- **What this task involves**
Word for word, restate every record.

··· Data for this exercise

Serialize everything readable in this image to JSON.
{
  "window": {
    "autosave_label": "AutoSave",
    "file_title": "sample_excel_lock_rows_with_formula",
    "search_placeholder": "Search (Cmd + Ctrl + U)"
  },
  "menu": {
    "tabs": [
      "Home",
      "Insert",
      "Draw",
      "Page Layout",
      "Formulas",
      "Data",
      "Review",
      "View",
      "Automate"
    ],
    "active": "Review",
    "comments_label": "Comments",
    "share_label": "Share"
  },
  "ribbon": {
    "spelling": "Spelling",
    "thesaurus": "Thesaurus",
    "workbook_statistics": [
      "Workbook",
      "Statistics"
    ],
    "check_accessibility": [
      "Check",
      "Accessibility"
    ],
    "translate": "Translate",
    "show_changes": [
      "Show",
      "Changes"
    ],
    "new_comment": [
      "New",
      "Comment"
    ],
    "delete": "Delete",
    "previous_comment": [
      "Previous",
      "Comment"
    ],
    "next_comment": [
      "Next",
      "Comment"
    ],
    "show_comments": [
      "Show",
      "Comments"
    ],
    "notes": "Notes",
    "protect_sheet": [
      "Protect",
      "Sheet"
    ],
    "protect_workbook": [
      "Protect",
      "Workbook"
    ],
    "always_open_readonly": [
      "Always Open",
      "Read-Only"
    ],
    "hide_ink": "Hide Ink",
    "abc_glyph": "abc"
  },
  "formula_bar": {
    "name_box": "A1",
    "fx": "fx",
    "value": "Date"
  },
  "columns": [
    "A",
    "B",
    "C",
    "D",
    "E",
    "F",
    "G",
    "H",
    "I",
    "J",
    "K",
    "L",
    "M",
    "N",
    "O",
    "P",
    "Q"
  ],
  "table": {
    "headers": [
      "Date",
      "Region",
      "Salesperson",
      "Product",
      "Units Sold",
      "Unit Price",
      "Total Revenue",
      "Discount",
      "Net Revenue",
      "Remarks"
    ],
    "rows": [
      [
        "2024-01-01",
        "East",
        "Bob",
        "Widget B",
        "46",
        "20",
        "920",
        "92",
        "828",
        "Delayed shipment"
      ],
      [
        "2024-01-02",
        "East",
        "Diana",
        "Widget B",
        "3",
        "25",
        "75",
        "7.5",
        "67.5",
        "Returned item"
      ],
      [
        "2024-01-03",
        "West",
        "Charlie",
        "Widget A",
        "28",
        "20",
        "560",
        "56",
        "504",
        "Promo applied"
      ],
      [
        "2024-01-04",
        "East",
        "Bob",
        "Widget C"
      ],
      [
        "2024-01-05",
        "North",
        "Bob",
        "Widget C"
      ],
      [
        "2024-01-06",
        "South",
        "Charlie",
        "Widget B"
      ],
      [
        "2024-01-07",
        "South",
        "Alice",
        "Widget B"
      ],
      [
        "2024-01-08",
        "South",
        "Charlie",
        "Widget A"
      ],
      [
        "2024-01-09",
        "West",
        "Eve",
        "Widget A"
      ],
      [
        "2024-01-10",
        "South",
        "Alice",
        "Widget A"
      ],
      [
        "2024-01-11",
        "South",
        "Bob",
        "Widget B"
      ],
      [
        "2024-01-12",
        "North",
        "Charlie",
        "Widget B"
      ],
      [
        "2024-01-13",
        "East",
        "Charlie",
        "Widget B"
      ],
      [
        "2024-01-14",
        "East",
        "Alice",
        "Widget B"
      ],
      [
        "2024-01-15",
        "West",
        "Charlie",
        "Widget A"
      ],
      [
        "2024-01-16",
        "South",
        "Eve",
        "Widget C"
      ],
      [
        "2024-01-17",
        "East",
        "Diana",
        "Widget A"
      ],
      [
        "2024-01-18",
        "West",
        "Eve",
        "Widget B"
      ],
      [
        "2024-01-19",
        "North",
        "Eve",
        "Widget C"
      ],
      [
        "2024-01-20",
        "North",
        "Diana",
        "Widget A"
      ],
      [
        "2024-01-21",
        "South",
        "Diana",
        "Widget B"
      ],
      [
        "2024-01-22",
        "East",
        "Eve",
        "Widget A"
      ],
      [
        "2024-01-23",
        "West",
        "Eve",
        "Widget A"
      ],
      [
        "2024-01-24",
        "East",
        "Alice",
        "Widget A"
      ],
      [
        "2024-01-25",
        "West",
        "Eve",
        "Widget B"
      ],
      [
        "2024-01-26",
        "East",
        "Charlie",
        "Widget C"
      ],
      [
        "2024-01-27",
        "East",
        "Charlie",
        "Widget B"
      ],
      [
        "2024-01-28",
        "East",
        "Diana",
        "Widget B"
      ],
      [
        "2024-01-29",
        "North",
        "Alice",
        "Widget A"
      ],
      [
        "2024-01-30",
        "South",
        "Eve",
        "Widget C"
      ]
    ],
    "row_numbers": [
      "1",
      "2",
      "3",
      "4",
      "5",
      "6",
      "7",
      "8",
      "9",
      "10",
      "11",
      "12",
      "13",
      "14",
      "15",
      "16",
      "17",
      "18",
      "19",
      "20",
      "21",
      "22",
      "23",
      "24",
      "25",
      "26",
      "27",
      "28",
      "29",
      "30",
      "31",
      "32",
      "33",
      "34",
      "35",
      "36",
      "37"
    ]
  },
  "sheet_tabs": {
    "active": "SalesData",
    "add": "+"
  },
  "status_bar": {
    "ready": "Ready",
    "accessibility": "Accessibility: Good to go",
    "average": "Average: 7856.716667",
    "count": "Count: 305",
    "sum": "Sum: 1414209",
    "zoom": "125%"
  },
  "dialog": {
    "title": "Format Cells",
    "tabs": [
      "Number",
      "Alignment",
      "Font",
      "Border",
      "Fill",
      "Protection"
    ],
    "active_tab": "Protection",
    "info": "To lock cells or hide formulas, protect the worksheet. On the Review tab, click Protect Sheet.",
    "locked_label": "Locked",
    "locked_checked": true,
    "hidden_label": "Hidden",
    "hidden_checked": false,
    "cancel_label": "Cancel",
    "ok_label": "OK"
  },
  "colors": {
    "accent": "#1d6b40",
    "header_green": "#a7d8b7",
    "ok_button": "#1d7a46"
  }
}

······

- **Expected answer**
Serialize everything readable in this image to JSON.
{
  "window": {
    "autosave_label": "AutoSave",
    "file_title": "sample_excel_lock_rows_with_formula",
    "search_placeholder": "Search (Cmd + Ctrl + U)"
  },
  "menu": {
    "tabs": [
      "Home",
      "Insert",
      "Draw",
      "Page Layout",
      "Formulas",
      "Data",
      "Review",
      "View",
      "Automate"
    ],
    "active": "Review",
    "comments_label": "Comments",
    "share_label": "Share"
  },
  "ribbon": {
    "spelling": "Spelling",
    "thesaurus": "Thesaurus",
    "workbook_statistics": [
      "Workbook",
      "Statistics"
    ],
    "check_accessibility": [
      "Check",
      "Accessibility"
    ],
    "translate": "Translate",
    "show_changes": [
      "Show",
      "Changes"
    ],
    "new_comment": [
      "New",
      "Comment"
    ],
    "delete": "Delete",
    "previous_comment": [
      "Previous",
      "Comment"
    ],
    "next_comment": [
      "Next",
      "Comment"
    ],
    "show_comments": [
      "Show",
      "Comments"
    ],
    "notes": "Notes",
    "protect_sheet": [
      "Protect",
      "Sheet"
    ],
    "protect_workbook": [
      "Protect",
      "Workbook"
    ],
    "always_open_readonly": [
      "Always Open",
      "Read-Only"
    ],
    "hide_ink": "Hide Ink",
    "abc_glyph": "abc"
  },
  "formula_bar": {
    "name_box": "A1",
    "fx": "fx",
    "value": "Date"
  },
  "columns": [
    "A",
    "B",
    "C",
    "D",
    "E",
    "F",
    "G",
    "H",
    "I",
    "J",
    "K",
    "L",
    "M",
    "N",
    "O",
    "P",
    "Q"
  ],
  "table": {
    "headers": [
      "Date",
      "Region",
      "Salesperson",
      "Product",
      "Units Sold",
      "Unit Price",
      "Total Revenue",
      "Discount",
      "Net Revenue",
      "Remarks"
    ],
    "rows": [
      [
        "2024-01-01",
        "East",
        "Bob",
        "Widget B",
        "46",
        "20",
        "920",
        "92",
        "828",
        "Delayed shipment"
      ],
      [
        "2024-01-02",
        "East",
        "Diana",
        "Widget B",
        "3",
        "25",
        "75",
        "7.5",
        "67.5",
        "Returned item"
      ],
      [
        "2024-01-03",
        "West",
        "Charlie",
        "Widget A",
        "28",
        "20",
        "560",
        "56",
        "504",
        "Promo applied"
      ],
      [
        "2024-01-04",
        "East",
        "Bob",
        "Widget C"
      ],
      [
        "2024-01-05",
        "North",
        "Bob",
        "Widget C"
      ],
      [
        "2024-01-06",
        "South",
        "Charlie",
        "Widget B"
      ],
      [
        "2024-01-07",
        "South",
        "Alice",
        "Widget B"
      ],
      [
        "2024-01-08",
        "South",
        "Charlie",
        "Widget A"
      ],
      [
        "2024-01-09",
        "West",
        "Eve",
        "Widget A"
      ],
      [
        "2024-01-10",
        "South",
        "Alice",
        "Widget A"
      ],
      [
        "2024-01-11",
        "South",
        "Bob",
        "Widget B"
      ],
      [
        "2024-01-12",
        "North",
        "Charlie",
        "Widget B"
      ],
      [
        "2024-01-13",
        "East",
        "Charlie",
        "Widget B"
      ],
      [
        "2024-01-14",
        "East",
        "Alice",
        "Widget B"
      ],
      [
        "2024-01-15",
        "West",
        "Charlie",
        "Widget A"
      ],
      [
        "2024-01-16",
        "South",
        "Eve",
        "Widget C"
      ],
      [
        "2024-01-17",
        "East",
        "Diana",
        "Widget A"
      ],
      [
        "2024-01-18",
        "West",
        "Eve",
        "Widget B"
      ],
      [
        "2024-01-19",
        "North",
        "Eve",
        "Widget C"
      ],
      [
        "2024-01-20",
        "North",
        "Diana",
        "Widget A"
      ],
      [
        "2024-01-21",
        "South",
        "Diana",
        "Widget B"
      ],
      [
        "2024-01-22",
        "East",
        "Eve",
        "Widget A"
      ],
      [
        "2024-01-23",
        "West",
        "Eve",
        "Widget A"
      ],
      [
        "2024-01-24",
        "East",
        "Alice",
        "Widget A"
      ],
      [
        "2024-01-25",
        "West",
        "Eve",
        "Widget B"
      ],
      [
        "2024-01-26",
        "East",
        "Charlie",
        "Widget C"
      ],
      [
        "2024-01-27",
        "East",
        "Charlie",
        "Widget B"
      ],
      [
        "2024-01-28",
        "East",
        "Diana",
        "Widget B"
      ],
      [
        "2024-01-29",
        "North",
        "Alice",
        "Widget A"
      ],
      [
        "2024-01-30",
        "South",
        "Eve",
        "Widget C"
      ]
    ],
    "row_numbers": [
      "1",
      "2",
      "3",
      "4",
      "5",
      "6",
      "7",
      "8",
      "9",
      "10",
      "11",
      "12",
      "13",
      "14",
      "15",
      "16",
      "17",
      "18",
      "19",
      "20",
      "21",
      "22",
      "23",
      "24",
      "25",
      "26",
      "27",
      "28",
      "29",
      "30",
      "31",
      "32",
      "33",
      "34",
      "35",
      "36",
      "37"
    ]
  },
  "sheet_tabs": {
    "active": "SalesData",
    "add": "+"
  },
  "status_bar": {
    "ready": "Ready",
    "accessibility": "Accessibility: Good to go",
    "average": "Average: 7856.716667",
    "count": "Count: 305",
    "sum": "Sum: 1414209",
    "zoom": "125%"
  },
  "dialog": {
    "title": "Format Cells",
    "tabs": [
      "Number",
      "Alignment",
      "Font",
      "Border",
      "Fill",
      "Protection"
    ],
    "active_tab": "Protection",
    "info": "To lock cells or hide formulas, protect the worksheet. On the Review tab, click Protect Sheet.",
    "locked_label": "Locked",
    "locked_checked": true,
    "hidden_label": "Hidden",
    "hidden_checked": false,
    "cancel_label": "Cancel",
    "ok_label": "OK"
  },
  "colors": {
    "accent": "#1d6b40",
    "header_green": "#a7d8b7",
    "ok_button": "#1d7a46"
  }
}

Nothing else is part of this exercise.